On January 1, 2020, if your company sells goods or services to California consumers and meets certain criteria, the agreements you have with companies that handle personal information on your behalf should be analyzed and, if necessary, updated just as your privacy notices should be updated.
Examples of companies that handle personal information on a company’s behalf include marketing companies, managed security service providers (MSSP), and software-as-a-service (SaaS) providers such as payment processing, document and email management, and customer analytics companies.
Why this Matters
Under the California Consumer Privacy Act (“CCPA”), companies that handle consumer information on behalf of a company are “service providers.” The CCPA requires that a company enter into an agreement with a service provider that
prohibits the entity receiving the information from retaining, using, or disclosing the personal information for any purpose other than for the specific purpose of performing the services specified in the contract for the business … 
This is important because the CCPA exempts a company for any violation of the CCPA if its service providers have executed an agreement and they, not the company providing the personal information, violates any of the rights given to California consumers under the CCPA.
For example, if a company provides personal information of California consumers to a marketing company to assist it with developing a marketing strategy, and that company sells that information when the consumers have exercised their right “to opt out of the sale” of their information, the company providing the information will not be liable if it has a “written contract” with the service provider prohibiting the sale of information.
Put another way, if a company provides the personal information of its California consumers to a MSSP to ensure the security of that information, and the MSSP uses that information to market to those consumers, the company providing the information will be liable if it has not required the MSSP in a “written contract” to use the information “for the specific purpose of” providing it security services.
Agreements Under the CCPA

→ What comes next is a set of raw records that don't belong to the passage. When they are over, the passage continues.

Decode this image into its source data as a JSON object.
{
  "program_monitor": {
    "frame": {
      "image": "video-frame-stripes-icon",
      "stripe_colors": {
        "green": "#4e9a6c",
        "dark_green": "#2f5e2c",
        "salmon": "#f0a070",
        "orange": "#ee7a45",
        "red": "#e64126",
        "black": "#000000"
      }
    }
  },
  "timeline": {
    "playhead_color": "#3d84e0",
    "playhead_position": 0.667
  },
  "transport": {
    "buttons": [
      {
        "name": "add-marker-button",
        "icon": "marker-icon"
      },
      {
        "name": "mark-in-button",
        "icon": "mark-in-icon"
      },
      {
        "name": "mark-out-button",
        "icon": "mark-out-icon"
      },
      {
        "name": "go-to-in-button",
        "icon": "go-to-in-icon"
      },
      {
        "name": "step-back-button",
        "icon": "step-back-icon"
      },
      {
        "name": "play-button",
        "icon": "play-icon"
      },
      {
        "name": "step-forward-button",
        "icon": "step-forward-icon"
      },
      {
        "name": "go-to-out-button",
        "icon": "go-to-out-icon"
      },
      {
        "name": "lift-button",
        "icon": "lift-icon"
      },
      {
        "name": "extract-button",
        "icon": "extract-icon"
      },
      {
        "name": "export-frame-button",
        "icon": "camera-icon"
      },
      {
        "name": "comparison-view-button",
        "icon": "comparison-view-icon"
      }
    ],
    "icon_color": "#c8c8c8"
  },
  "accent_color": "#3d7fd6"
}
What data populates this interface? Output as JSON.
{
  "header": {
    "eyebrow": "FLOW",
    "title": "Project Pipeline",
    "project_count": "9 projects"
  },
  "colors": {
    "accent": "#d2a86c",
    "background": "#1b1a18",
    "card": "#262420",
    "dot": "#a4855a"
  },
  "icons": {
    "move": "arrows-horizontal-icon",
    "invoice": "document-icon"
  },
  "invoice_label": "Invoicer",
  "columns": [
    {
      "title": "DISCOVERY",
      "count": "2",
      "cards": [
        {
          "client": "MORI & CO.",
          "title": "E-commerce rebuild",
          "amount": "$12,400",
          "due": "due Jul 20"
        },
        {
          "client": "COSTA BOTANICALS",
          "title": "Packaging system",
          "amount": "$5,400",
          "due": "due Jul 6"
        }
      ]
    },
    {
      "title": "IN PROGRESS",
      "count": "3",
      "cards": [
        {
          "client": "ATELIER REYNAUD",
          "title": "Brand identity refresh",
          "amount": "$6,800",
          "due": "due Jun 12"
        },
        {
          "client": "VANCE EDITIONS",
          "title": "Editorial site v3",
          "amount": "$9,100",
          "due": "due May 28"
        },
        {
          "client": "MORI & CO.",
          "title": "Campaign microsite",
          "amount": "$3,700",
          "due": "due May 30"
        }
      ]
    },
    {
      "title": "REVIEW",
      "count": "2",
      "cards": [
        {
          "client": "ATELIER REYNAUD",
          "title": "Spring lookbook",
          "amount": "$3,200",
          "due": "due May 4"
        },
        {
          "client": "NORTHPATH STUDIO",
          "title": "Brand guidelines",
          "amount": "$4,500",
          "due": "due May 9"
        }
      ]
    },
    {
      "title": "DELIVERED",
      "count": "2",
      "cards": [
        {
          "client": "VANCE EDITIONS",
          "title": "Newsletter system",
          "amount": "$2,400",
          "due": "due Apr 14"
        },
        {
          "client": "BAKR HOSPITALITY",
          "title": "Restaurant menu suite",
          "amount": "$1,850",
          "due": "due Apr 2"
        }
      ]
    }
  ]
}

In short, the CCPA provides a way for companies to shift liability for violations of the CCPA to service providers. If, however, for whatever reason you do not get a company that handles personal information on your behalf to agree in writing to not use that information for any purpose other than “the specific purpose of performing the services specified,” that company is no longer a service provider. Instead, under the CCPA that party is a “third party.”
In a third party situation, a company providing the personal information can be liable for CCPA violations committed by the third party unless they can show that “at the time of disclosing the personal information” they did not know, or have reason to believe, that the third party intended to commit a CCPA violation. A violation of the CCPA can result in a penalty of $2,500 or $7,500 for an intentional violation for each consumer whose personal information is violated “if it fails to cure any alleged violation within 30 days after being notified of alleged noncompliance.”
The distinction between service providers and third parties under the CCPA highlights the need for companies that sell goods or services to California consumers to carefully review their relationships with companies that handle personal information on their behalf. Given the penalty amounts that can multiply per consumer, this is the type of situation where an ounce of prevention is worth a pound of cure.
If you have questions about the CCPA and its application to your company and its agreements with companies that handle personal information on your behalf, please reach out to one of our Global Privacy & Security Blog authors.
 See CCPA is Coming – Is Your Business Prepared for the Data Requests & Lawsuits? (explaining who is covered by the CCPA).
 See CCPA is Here – Is Your Privacy Notice Ready?
 California Legislative Information, Cal. Civil Code § 1798.140(v)
 Id. § 1798.140(t)(2)(C).
 See CCPA is Coming – Is Your Business Prepared for the Data Requests & Lawsuits? (discussing what rights the CCPA creates for consumers).
 Id. § 1798.135(a)(4).
 This type of exemption is not a novel concept. Under the Health Insurance Portability and Accountability Act (HIPAA), covered entities can shift liability by requiring that service providers sign an agreement ensuring they limit the use of personal information (https://www.hhs.gov/hipaa/for-professionals/faq/236/covered-entity-liable-for-action/index.html).
 California Legislative Information, Cal. Civil Code § 1798.140(w).
 Id. § 1798.140(w)(2)(B).
 Id. § 1798.155 (a).